┌─ Provided information
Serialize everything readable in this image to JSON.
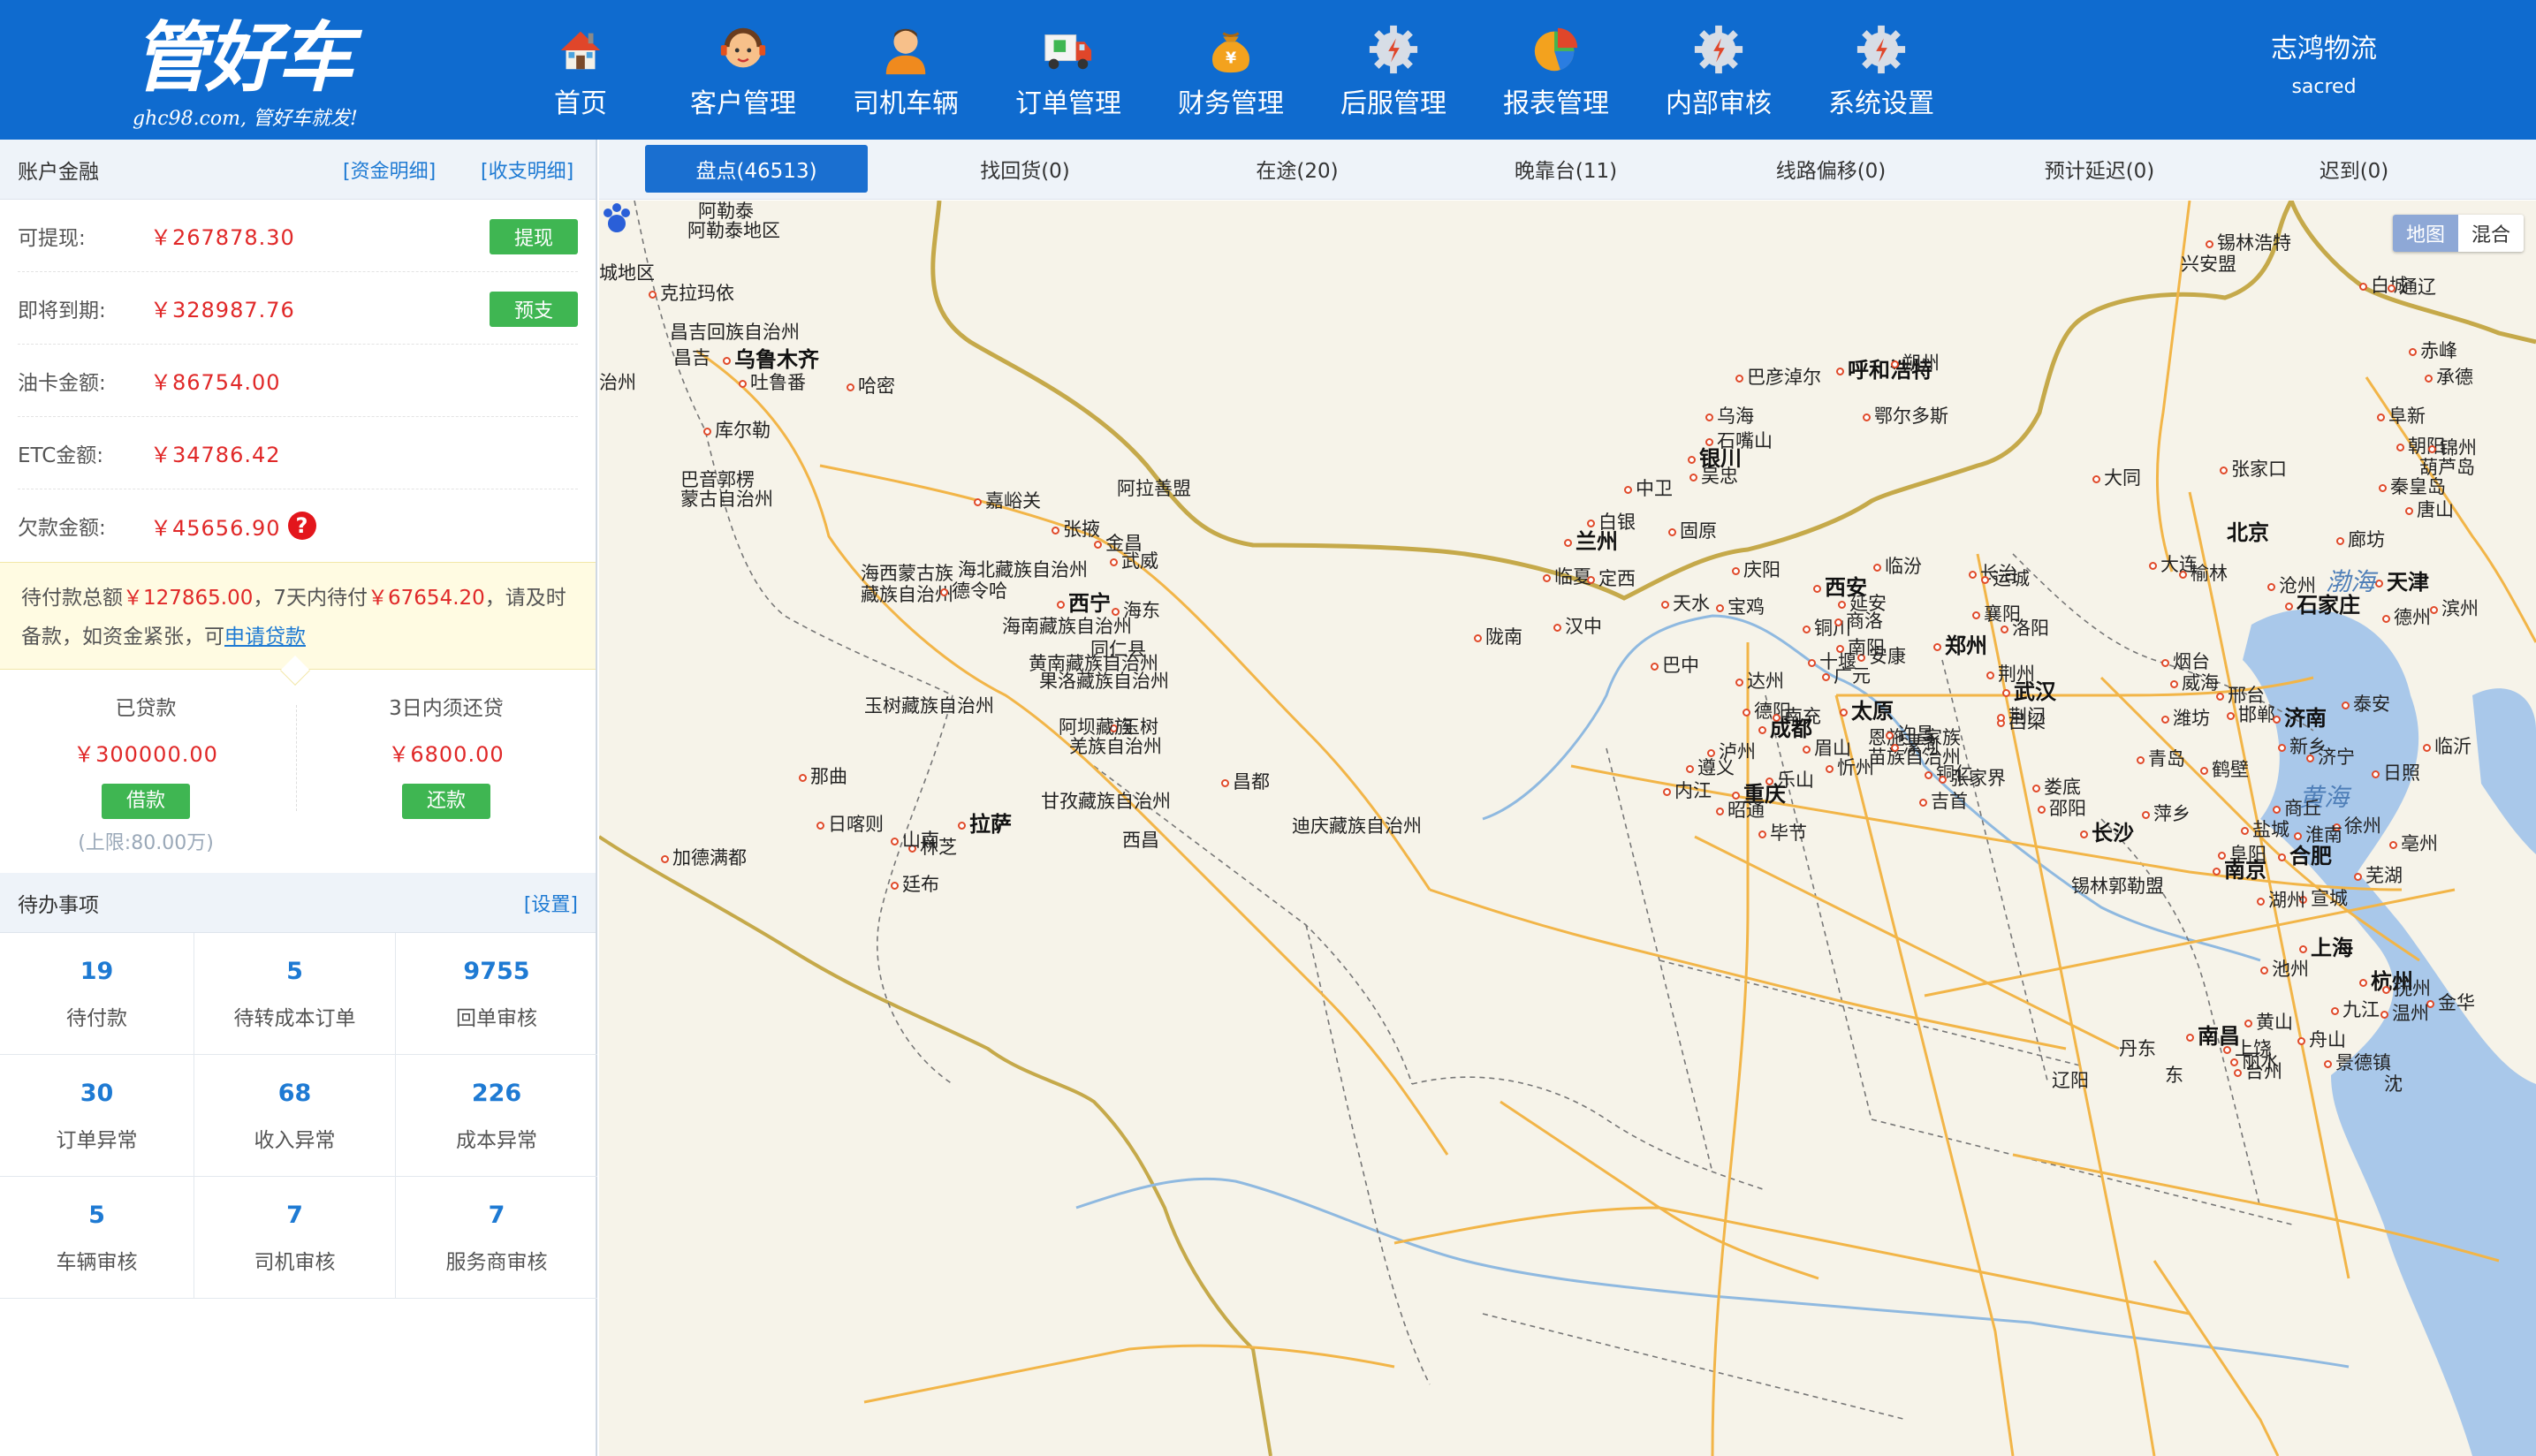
{
  "header": {
    "logo_text": "管好车",
    "logo_subtitle": "ghc98.com, 管好车就发!",
    "nav": [
      {
        "label": "首页",
        "icon": "home-icon"
      },
      {
        "label": "客户管理",
        "icon": "customer-service-icon"
      },
      {
        "label": "司机车辆",
        "icon": "driver-icon"
      },
      {
        "label": "订单管理",
        "icon": "truck-icon"
      },
      {
        "label": "财务管理",
        "icon": "money-bag-icon"
      },
      {
        "label": "后服管理",
        "icon": "gear-icon"
      },
      {
        "label": "报表管理",
        "icon": "pie-chart-icon"
      },
      {
        "label": "内部审核",
        "icon": "gear-icon"
      },
      {
        "label": "系统设置",
        "icon": "gear-icon"
      }
    ],
    "company": "志鸿物流",
    "username": "sacred"
  },
  "account": {
    "title": "账户金融",
    "link_funds": "[资金明细]",
    "link_income": "[收支明细]",
    "rows": [
      {
        "label": "可提现:",
        "value": "￥267878.30",
        "button": "提现"
      },
      {
        "label": "即将到期:",
        "value": "￥328987.76",
        "button": "预支"
      },
      {
        "label": "油卡金额:",
        "value": "￥86754.00",
        "button": ""
      },
      {
        "label": "ETC金额:",
        "value": "￥34786.42",
        "button": ""
      },
      {
        "label": "欠款金额:",
        "value": "￥45656.90",
        "button": ""
      }
    ],
    "help_mark": "?"
  },
  "notice": {
    "prefix": "待付款总额",
    "total": "￥127865.00",
    "mid": "，7天内待付",
    "week": "￥67654.20",
    "suffix": "，请及时备款，如资金紧张，可",
    "link": "申请贷款"
  },
  "loan": {
    "borrowed_title": "已贷款",
    "borrowed_value": "￥300000.00",
    "borrow_button": "借款",
    "limit": "(上限:80.00万)",
    "repay_title": "3日内须还贷",
    "repay_value": "￥6800.00",
    "repay_button": "还款"
  },
  "todo": {
    "title": "待办事项",
    "settings": "[设置]",
    "items": [
      {
        "count": "19",
        "label": "待付款"
      },
      {
        "count": "5",
        "label": "待转成本订单"
      },
      {
        "count": "9755",
        "label": "回单审核"
      },
      {
        "count": "30",
        "label": "订单异常"
      },
      {
        "count": "68",
        "label": "收入异常"
      },
      {
        "count": "226",
        "label": "成本异常"
      },
      {
        "count": "5",
        "label": "车辆审核"
      },
      {
        "count": "7",
        "label": "司机审核"
      },
      {
        "count": "7",
        "label": "服务商审核"
      }
    ]
  },
  "tabs": [
    {
      "label": "盘点(46513)"
    },
    {
      "label": "找回货(0)"
    },
    {
      "label": "在途(20)"
    },
    {
      "label": "晚靠台(11)"
    },
    {
      "label": "线路偏移(0)"
    },
    {
      "label": "预计延迟(0)"
    },
    {
      "label": "迟到(0)"
    }
  ],
  "map": {
    "toggle_map": "地图",
    "toggle_mix": "混合",
    "labels": [
      {
        "name": "阿勒泰",
        "dot": false
      },
      {
        "name": "阿勒泰地区",
        "dot": false
      },
      {
        "name": "城地区",
        "dot": false
      },
      {
        "name": "克拉玛依",
        "dot": true
      },
      {
        "name": "昌吉回族自治州",
        "dot": false
      },
      {
        "name": "昌吉",
        "dot": false
      },
      {
        "name": "乌鲁木齐",
        "dot": true,
        "big": true
      },
      {
        "name": "吐鲁番",
        "dot": true
      },
      {
        "name": "哈密",
        "dot": true
      },
      {
        "name": "治州",
        "dot": false
      },
      {
        "name": "库尔勒",
        "dot": true
      },
      {
        "name": "巴音郭楞",
        "dot": false
      },
      {
        "name": "蒙古自治州",
        "dot": false
      },
      {
        "name": "嘉峪关",
        "dot": true
      },
      {
        "name": "阿拉善盟",
        "dot": false
      },
      {
        "name": "张掖",
        "dot": true
      },
      {
        "name": "金昌",
        "dot": true
      },
      {
        "name": "武威",
        "dot": true
      },
      {
        "name": "海北藏族自治州",
        "dot": false
      },
      {
        "name": "海西蒙古族",
        "dot": false
      },
      {
        "name": "藏族自治州",
        "dot": false
      },
      {
        "name": "德令哈",
        "dot": true
      },
      {
        "name": "西宁",
        "dot": true,
        "big": true
      },
      {
        "name": "海东",
        "dot": true
      },
      {
        "name": "海南藏族自治州",
        "dot": false
      },
      {
        "name": "同仁县",
        "dot": false
      },
      {
        "name": "黄南藏族自治州",
        "dot": false
      },
      {
        "name": "果洛藏族自治州",
        "dot": false
      },
      {
        "name": "玉树藏族自治州",
        "dot": false
      },
      {
        "name": "玉树",
        "dot": true
      },
      {
        "name": "阿坝藏族",
        "dot": false
      },
      {
        "name": "羌族自治州",
        "dot": false
      },
      {
        "name": "那曲",
        "dot": true
      },
      {
        "name": "昌都",
        "dot": true
      },
      {
        "name": "日喀则",
        "dot": true
      },
      {
        "name": "拉萨",
        "dot": true,
        "big": true
      },
      {
        "name": "林芝",
        "dot": true
      },
      {
        "name": "山南",
        "dot": true
      },
      {
        "name": "加德满都",
        "dot": true
      },
      {
        "name": "廷布",
        "dot": true
      },
      {
        "name": "甘孜藏族自治州",
        "dot": false
      },
      {
        "name": "迪庆藏族自治州",
        "dot": false
      },
      {
        "name": "西昌",
        "dot": false
      },
      {
        "name": "巴彦淖尔",
        "dot": true
      },
      {
        "name": "呼和浩特",
        "dot": true,
        "big": true
      },
      {
        "name": "乌海",
        "dot": true
      },
      {
        "name": "鄂尔多斯",
        "dot": true
      },
      {
        "name": "石嘴山",
        "dot": true
      },
      {
        "name": "银川",
        "dot": true,
        "big": true
      },
      {
        "name": "吴忠",
        "dot": true
      },
      {
        "name": "中卫",
        "dot": true
      },
      {
        "name": "白银",
        "dot": true
      },
      {
        "name": "兰州",
        "dot": true,
        "big": true
      },
      {
        "name": "临夏",
        "dot": true
      },
      {
        "name": "定西",
        "dot": true
      },
      {
        "name": "固原",
        "dot": true
      },
      {
        "name": "庆阳",
        "dot": true
      },
      {
        "name": "天水",
        "dot": true
      },
      {
        "name": "宝鸡",
        "dot": true
      },
      {
        "name": "西安",
        "dot": true,
        "big": true
      },
      {
        "name": "铜川",
        "dot": true
      },
      {
        "name": "商洛",
        "dot": true
      },
      {
        "name": "陇南",
        "dot": true
      },
      {
        "name": "汉中",
        "dot": true
      },
      {
        "name": "安康",
        "dot": true
      },
      {
        "name": "十堰",
        "dot": true
      },
      {
        "name": "广元",
        "dot": true
      },
      {
        "name": "巴中",
        "dot": true
      },
      {
        "name": "达州",
        "dot": true
      },
      {
        "name": "德阳",
        "dot": true
      },
      {
        "name": "南充",
        "dot": true
      },
      {
        "name": "成都",
        "dot": true,
        "big": true
      },
      {
        "name": "眉山",
        "dot": true
      },
      {
        "name": "乐山",
        "dot": true
      },
      {
        "name": "内江",
        "dot": true
      },
      {
        "name": "重庆",
        "dot": true,
        "big": true
      },
      {
        "name": "泸州",
        "dot": true
      },
      {
        "name": "遵义",
        "dot": true
      },
      {
        "name": "昭通",
        "dot": true
      },
      {
        "name": "毕节",
        "dot": true
      },
      {
        "name": "恩施土家族",
        "dot": false
      },
      {
        "name": "苗族自治州",
        "dot": false
      },
      {
        "name": "铜仁",
        "dot": true
      },
      {
        "name": "吉首",
        "dot": true
      },
      {
        "name": "张家界",
        "dot": true
      },
      {
        "name": "娄底",
        "dot": true
      },
      {
        "name": "邵阳",
        "dot": true
      },
      {
        "name": "长沙",
        "dot": true,
        "big": true
      },
      {
        "name": "萍乡",
        "dot": true
      },
      {
        "name": "榆林",
        "dot": true
      },
      {
        "name": "朔州",
        "dot": true
      },
      {
        "name": "忻州",
        "dot": true
      },
      {
        "name": "太原",
        "dot": true,
        "big": true
      },
      {
        "name": "吕梁",
        "dot": true
      },
      {
        "name": "延安",
        "dot": true
      },
      {
        "name": "临汾",
        "dot": true
      },
      {
        "name": "长治",
        "dot": true
      },
      {
        "name": "运城",
        "dot": true
      },
      {
        "name": "洛阳",
        "dot": true
      },
      {
        "name": "郑州",
        "dot": true,
        "big": true
      },
      {
        "name": "许昌",
        "dot": true
      },
      {
        "name": "漯河",
        "dot": true
      },
      {
        "name": "南阳",
        "dot": true
      },
      {
        "name": "襄阳",
        "dot": true
      },
      {
        "name": "荆门",
        "dot": true
      },
      {
        "name": "荆州",
        "dot": true
      },
      {
        "name": "武汉",
        "dot": true,
        "big": true
      },
      {
        "name": "锡林郭勒盟",
        "dot": false
      },
      {
        "name": "锡林浩特",
        "dot": true
      },
      {
        "name": "兴安盟",
        "dot": false
      },
      {
        "name": "白城",
        "dot": true
      },
      {
        "name": "通辽",
        "dot": true
      },
      {
        "name": "赤峰",
        "dot": true
      },
      {
        "name": "阜新",
        "dot": true
      },
      {
        "name": "朝阳",
        "dot": true
      },
      {
        "name": "锦州",
        "dot": true
      },
      {
        "name": "葫芦岛",
        "dot": false
      },
      {
        "name": "承德",
        "dot": true
      },
      {
        "name": "张家口",
        "dot": true
      },
      {
        "name": "大同",
        "dot": true
      },
      {
        "name": "北京",
        "dot": false,
        "big": true
      },
      {
        "name": "廊坊",
        "dot": true
      },
      {
        "name": "天津",
        "dot": true,
        "big": true
      },
      {
        "name": "唐山",
        "dot": true
      },
      {
        "name": "秦皇岛",
        "dot": true
      },
      {
        "name": "渤海",
        "dot": false,
        "sea": true
      },
      {
        "name": "大连",
        "dot": true
      },
      {
        "name": "沧州",
        "dot": true
      },
      {
        "name": "石家庄",
        "dot": true,
        "big": true
      },
      {
        "name": "德州",
        "dot": true
      },
      {
        "name": "滨州",
        "dot": true
      },
      {
        "name": "烟台",
        "dot": true
      },
      {
        "name": "威海",
        "dot": true
      },
      {
        "name": "邢台",
        "dot": true
      },
      {
        "name": "邯郸",
        "dot": true
      },
      {
        "name": "济南",
        "dot": true,
        "big": true
      },
      {
        "name": "泰安",
        "dot": true
      },
      {
        "name": "潍坊",
        "dot": true
      },
      {
        "name": "青岛",
        "dot": true
      },
      {
        "name": "鹤壁",
        "dot": true
      },
      {
        "name": "新乡",
        "dot": true
      },
      {
        "name": "济宁",
        "dot": true
      },
      {
        "name": "日照",
        "dot": true
      },
      {
        "name": "临沂",
        "dot": true
      },
      {
        "name": "黄海",
        "dot": false,
        "sea": true
      },
      {
        "name": "商丘",
        "dot": true
      },
      {
        "name": "徐州",
        "dot": true
      },
      {
        "name": "亳州",
        "dot": true
      },
      {
        "name": "盐城",
        "dot": true
      },
      {
        "name": "阜阳",
        "dot": true
      },
      {
        "name": "淮南",
        "dot": true
      },
      {
        "name": "合肥",
        "dot": true,
        "big": true
      },
      {
        "name": "南京",
        "dot": true,
        "big": true
      },
      {
        "name": "芜湖",
        "dot": true
      },
      {
        "name": "宣城",
        "dot": true
      },
      {
        "name": "湖州",
        "dot": true
      },
      {
        "name": "上海",
        "dot": true,
        "big": true
      },
      {
        "name": "池州",
        "dot": true
      },
      {
        "name": "杭州",
        "dot": true,
        "big": true
      },
      {
        "name": "九江",
        "dot": true
      },
      {
        "name": "黄山",
        "dot": true
      },
      {
        "name": "舟山",
        "dot": true
      },
      {
        "name": "景德镇",
        "dot": true
      },
      {
        "name": "金华",
        "dot": true
      },
      {
        "name": "南昌",
        "dot": true,
        "big": true
      },
      {
        "name": "上饶",
        "dot": true
      },
      {
        "name": "丽水",
        "dot": true
      },
      {
        "name": "台州",
        "dot": true
      },
      {
        "name": "抚州",
        "dot": true
      },
      {
        "name": "温州",
        "dot": true
      },
      {
        "name": "丹东",
        "dot": false
      },
      {
        "name": "辽阳",
        "dot": false
      },
      {
        "name": "沈",
        "dot": false
      },
      {
        "name": "东",
        "dot": false
      }
    ]
  }
}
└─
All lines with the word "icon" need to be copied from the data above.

Task output:
        "icon": "home-icon"
        "icon": "customer-service-icon"
        "icon": "driver-icon"
        "icon": "truck-icon"
        "icon": "money-bag-icon"
        "icon": "gear-icon"
        "icon": "pie-chart-icon"
        "icon": "gear-icon"
        "icon": "gear-icon"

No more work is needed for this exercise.